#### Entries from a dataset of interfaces

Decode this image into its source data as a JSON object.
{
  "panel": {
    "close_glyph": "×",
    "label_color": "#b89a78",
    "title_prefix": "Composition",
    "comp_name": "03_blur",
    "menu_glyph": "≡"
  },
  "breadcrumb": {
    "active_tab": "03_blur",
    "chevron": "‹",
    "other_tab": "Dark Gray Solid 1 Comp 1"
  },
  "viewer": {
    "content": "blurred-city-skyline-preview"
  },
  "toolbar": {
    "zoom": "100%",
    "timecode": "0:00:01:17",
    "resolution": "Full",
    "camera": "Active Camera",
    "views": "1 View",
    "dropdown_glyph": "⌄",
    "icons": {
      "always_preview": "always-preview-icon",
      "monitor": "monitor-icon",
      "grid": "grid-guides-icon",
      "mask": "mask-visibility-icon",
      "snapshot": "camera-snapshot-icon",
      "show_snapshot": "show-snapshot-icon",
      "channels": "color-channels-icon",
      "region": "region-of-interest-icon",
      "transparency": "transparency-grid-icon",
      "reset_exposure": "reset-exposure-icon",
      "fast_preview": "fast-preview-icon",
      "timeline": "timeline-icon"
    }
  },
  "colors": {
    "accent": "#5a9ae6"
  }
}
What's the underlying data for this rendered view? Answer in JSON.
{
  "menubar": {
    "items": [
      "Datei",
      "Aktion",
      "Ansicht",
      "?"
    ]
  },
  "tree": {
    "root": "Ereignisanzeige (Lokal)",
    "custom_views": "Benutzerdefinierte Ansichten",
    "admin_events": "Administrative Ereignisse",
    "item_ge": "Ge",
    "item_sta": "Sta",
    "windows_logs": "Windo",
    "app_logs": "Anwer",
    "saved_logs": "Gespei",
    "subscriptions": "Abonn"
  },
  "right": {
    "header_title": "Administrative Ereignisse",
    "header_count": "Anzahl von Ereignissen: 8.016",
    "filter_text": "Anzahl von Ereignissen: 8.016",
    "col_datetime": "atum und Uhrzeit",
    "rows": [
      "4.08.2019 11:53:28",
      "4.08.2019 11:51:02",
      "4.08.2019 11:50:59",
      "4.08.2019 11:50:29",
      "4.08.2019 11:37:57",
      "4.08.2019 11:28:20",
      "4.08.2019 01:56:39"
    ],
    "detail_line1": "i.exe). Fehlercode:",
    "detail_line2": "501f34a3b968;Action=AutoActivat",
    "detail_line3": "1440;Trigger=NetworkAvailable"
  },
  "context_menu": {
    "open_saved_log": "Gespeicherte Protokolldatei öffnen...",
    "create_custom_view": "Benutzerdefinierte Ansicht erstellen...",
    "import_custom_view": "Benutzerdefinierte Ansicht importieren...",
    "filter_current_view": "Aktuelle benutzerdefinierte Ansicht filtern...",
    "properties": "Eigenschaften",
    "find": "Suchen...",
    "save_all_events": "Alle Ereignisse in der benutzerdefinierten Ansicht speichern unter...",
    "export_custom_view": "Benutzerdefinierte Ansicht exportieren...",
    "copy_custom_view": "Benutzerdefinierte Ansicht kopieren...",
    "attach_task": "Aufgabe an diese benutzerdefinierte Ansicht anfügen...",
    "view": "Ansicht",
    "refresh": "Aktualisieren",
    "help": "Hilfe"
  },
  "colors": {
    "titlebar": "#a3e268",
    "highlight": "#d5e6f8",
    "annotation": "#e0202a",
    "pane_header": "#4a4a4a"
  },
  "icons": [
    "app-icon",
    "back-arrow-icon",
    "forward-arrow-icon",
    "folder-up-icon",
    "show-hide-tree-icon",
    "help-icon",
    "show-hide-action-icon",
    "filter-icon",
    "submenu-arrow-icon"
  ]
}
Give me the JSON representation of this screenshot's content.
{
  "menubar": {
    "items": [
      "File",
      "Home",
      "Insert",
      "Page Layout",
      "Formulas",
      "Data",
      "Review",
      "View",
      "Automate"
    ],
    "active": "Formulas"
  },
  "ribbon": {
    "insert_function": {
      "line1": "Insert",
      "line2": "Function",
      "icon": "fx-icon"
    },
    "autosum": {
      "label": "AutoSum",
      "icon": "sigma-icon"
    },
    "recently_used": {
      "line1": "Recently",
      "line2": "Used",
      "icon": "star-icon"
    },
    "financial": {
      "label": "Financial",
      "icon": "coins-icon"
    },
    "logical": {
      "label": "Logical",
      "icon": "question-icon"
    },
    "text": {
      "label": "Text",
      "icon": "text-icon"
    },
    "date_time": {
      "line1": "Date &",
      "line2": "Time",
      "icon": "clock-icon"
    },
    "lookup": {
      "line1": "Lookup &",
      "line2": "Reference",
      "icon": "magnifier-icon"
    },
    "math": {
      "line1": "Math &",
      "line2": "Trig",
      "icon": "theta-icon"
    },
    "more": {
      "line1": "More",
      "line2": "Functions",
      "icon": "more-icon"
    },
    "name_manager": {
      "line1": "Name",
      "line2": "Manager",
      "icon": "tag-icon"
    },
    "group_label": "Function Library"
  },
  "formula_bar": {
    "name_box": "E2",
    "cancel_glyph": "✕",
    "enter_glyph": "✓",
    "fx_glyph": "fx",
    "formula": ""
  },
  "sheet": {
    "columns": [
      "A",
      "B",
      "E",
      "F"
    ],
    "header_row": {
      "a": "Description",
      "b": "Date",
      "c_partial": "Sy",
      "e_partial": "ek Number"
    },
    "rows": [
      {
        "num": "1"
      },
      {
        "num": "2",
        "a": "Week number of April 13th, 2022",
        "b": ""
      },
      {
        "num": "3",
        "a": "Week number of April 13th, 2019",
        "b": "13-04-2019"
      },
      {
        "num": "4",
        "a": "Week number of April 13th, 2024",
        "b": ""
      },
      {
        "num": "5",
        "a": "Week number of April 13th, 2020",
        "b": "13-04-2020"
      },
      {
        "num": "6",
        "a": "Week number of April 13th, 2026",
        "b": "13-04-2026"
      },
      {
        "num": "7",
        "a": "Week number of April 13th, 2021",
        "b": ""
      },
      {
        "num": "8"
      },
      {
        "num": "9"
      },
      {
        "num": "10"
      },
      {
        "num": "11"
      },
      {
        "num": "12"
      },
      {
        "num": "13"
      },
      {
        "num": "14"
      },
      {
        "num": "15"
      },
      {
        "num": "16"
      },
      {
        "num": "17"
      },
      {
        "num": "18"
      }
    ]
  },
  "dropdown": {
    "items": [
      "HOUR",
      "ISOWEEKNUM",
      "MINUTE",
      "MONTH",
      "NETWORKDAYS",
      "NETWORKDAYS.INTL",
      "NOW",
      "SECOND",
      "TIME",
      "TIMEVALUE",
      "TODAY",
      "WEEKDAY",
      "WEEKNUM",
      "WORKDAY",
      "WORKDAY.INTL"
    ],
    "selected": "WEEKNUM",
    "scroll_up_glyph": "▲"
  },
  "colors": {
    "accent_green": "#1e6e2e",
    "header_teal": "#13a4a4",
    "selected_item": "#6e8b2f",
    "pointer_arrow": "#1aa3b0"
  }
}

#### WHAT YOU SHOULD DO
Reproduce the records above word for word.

#### TASK OUTPUT
Decode this image into its source data as a JSON object.
{
  "panel": {
    "close_glyph": "×",
    "label_color": "#b89a78",
    "title_prefix": "Composition",
    "comp_name": "03_blur",
    "menu_glyph": "≡"
  },
  "breadcrumb": {
    "active_tab": "03_blur",
    "chevron": "‹",
    "other_tab": "Dark Gray Solid 1 Comp 1"
  },
  "viewer": {
    "content": "blurred-city-skyline-preview"
  },
  "toolbar": {
    "zoom": "100%",
    "timecode": "0:00:01:17",
    "resolution": "Full",
    "camera": "Active Camera",
    "views": "1 View",
    "dropdown_glyph": "⌄",
    "icons": {
      "always_preview": "always-preview-icon",
      "monitor": "monitor-icon",
      "grid": "grid-guides-icon",
      "mask": "mask-visibility-icon",
      "snapshot": "camera-snapshot-icon",
      "show_snapshot": "show-snapshot-icon",
      "channels": "color-channels-icon",
      "region": "region-of-interest-icon",
      "transparency": "transparency-grid-icon",
      "reset_exposure": "reset-exposure-icon",
      "fast_preview": "fast-preview-icon",
      "timeline": "timeline-icon"
    }
  },
  "colors": {
    "accent": "#5a9ae6"
  }
}
What's the underlying data for this rendered view? Answer in JSON.
{
  "menubar": {
    "items": [
      "Datei",
      "Aktion",
      "Ansicht",
      "?"
    ]
  },
  "tree": {
    "root": "Ereignisanzeige (Lokal)",
    "custom_views": "Benutzerdefinierte Ansichten",
    "admin_events": "Administrative Ereignisse",
    "item_ge": "Ge",
    "item_sta": "Sta",
    "windows_logs": "Windo",
    "app_logs": "Anwer",
    "saved_logs": "Gespei",
    "subscriptions": "Abonn"
  },
  "right": {
    "header_title": "Administrative Ereignisse",
    "header_count": "Anzahl von Ereignissen: 8.016",
    "filter_text": "Anzahl von Ereignissen: 8.016",
    "col_datetime": "atum und Uhrzeit",
    "rows": [
      "4.08.2019 11:53:28",
      "4.08.2019 11:51:02",
      "4.08.2019 11:50:59",
      "4.08.2019 11:50:29",
      "4.08.2019 11:37:57",
      "4.08.2019 11:28:20",
      "4.08.2019 01:56:39"
    ],
    "detail_line1": "i.exe). Fehlercode:",
    "detail_line2": "501f34a3b968;Action=AutoActivat",
    "detail_line3": "1440;Trigger=NetworkAvailable"
  },
  "context_menu": {
    "open_saved_log": "Gespeicherte Protokolldatei öffnen...",
    "create_custom_view": "Benutzerdefinierte Ansicht erstellen...",
    "import_custom_view": "Benutzerdefinierte Ansicht importieren...",
    "filter_current_view": "Aktuelle benutzerdefinierte Ansicht filtern...",
    "properties": "Eigenschaften",
    "find": "Suchen...",
    "save_all_events": "Alle Ereignisse in der benutzerdefinierten Ansicht speichern unter...",
    "export_custom_view": "Benutzerdefinierte Ansicht exportieren...",
    "copy_custom_view": "Benutzerdefinierte Ansicht kopieren...",
    "attach_task": "Aufgabe an diese benutzerdefinierte Ansicht anfügen...",
    "view": "Ansicht",
    "refresh": "Aktualisieren",
    "help": "Hilfe"
  },
  "colors": {
    "titlebar": "#a3e268",
    "highlight": "#d5e6f8",
    "annotation": "#e0202a",
    "pane_header": "#4a4a4a"
  },
  "icons": [
    "app-icon",
    "back-arrow-icon",
    "forward-arrow-icon",
    "folder-up-icon",
    "show-hide-tree-icon",
    "help-icon",
    "show-hide-action-icon",
    "filter-icon",
    "submenu-arrow-icon"
  ]
}
Give me the JSON representation of this screenshot's content.
{
  "menubar": {
    "items": [
      "File",
      "Home",
      "Insert",
      "Page Layout",
      "Formulas",
      "Data",
      "Review",
      "View",
      "Automate"
    ],
    "active": "Formulas"
  },
  "ribbon": {
    "insert_function": {
      "line1": "Insert",
      "line2": "Function",
      "icon": "fx-icon"
    },
    "autosum": {
      "label": "AutoSum",
      "icon": "sigma-icon"
    },
    "recently_used": {
      "line1": "Recently",
      "line2": "Used",
      "icon": "star-icon"
    },
    "financial": {
      "label": "Financial",
      "icon": "coins-icon"
    },
    "logical": {
      "label": "Logical",
      "icon": "question-icon"
    },
    "text": {
      "label": "Text",
      "icon": "text-icon"
    },
    "date_time": {
      "line1": "Date &",
      "line2": "Time",
      "icon": "clock-icon"
    },
    "lookup": {
      "line1": "Lookup &",
      "line2": "Reference",
      "icon": "magnifier-icon"
    },
    "math": {
      "line1": "Math &",
      "line2": "Trig",
      "icon": "theta-icon"
    },
    "more": {
      "line1": "More",
      "line2": "Functions",
      "icon": "more-icon"
    },
    "name_manager": {
      "line1": "Name",
      "line2": "Manager",
      "icon": "tag-icon"
    },
    "group_label": "Function Library"
  },
  "formula_bar": {
    "name_box": "E2",
    "cancel_glyph": "✕",
    "enter_glyph": "✓",
    "fx_glyph": "fx",
    "formula": ""
  },
  "sheet": {
    "columns": [
      "A",
      "B",
      "E",
      "F"
    ],
    "header_row": {
      "a": "Description",
      "b": "Date",
      "c_partial": "Sy",
      "e_partial": "ek Number"
    },
    "rows": [
      {
        "num": "1"
      },
      {
        "num": "2",
        "a": "Week number of April 13th, 2022",
        "b": ""
      },
      {
        "num": "3",
        "a": "Week number of April 13th, 2019",
        "b": "13-04-2019"
      },
      {
        "num": "4",
        "a": "Week number of April 13th, 2024",
        "b": ""
      },
      {
        "num": "5",
        "a": "Week number of April 13th, 2020",
        "b": "13-04-2020"
      },
      {
        "num": "6",
        "a": "Week number of April 13th, 2026",
        "b": "13-04-2026"
      },
      {
        "num": "7",
        "a": "Week number of April 13th, 2021",
        "b": ""
      },
      {
        "num": "8"
      },
      {
        "num": "9"
      },
      {
        "num": "10"
      },
      {
        "num": "11"
      },
      {
        "num": "12"
      },
      {
        "num": "13"
      },
      {
        "num": "14"
      },
      {
        "num": "15"
      },
      {
        "num": "16"
      },
      {
        "num": "17"
      },
      {
        "num": "18"
      }
    ]
  },
  "dropdown": {
    "items": [
      "HOUR",
      "ISOWEEKNUM",
      "MINUTE",
      "MONTH",
      "NETWORKDAYS",
      "NETWORKDAYS.INTL",
      "NOW",
      "SECOND",
      "TIME",
      "TIMEVALUE",
      "TODAY",
      "WEEKDAY",
      "WEEKNUM",
      "WORKDAY",
      "WORKDAY.INTL"
    ],
    "selected": "WEEKNUM",
    "scroll_up_glyph": "▲"
  },
  "colors": {
    "accent_green": "#1e6e2e",
    "header_teal": "#13a4a4",
    "selected_item": "#6e8b2f",
    "pointer_arrow": "#1aa3b0"
  }
}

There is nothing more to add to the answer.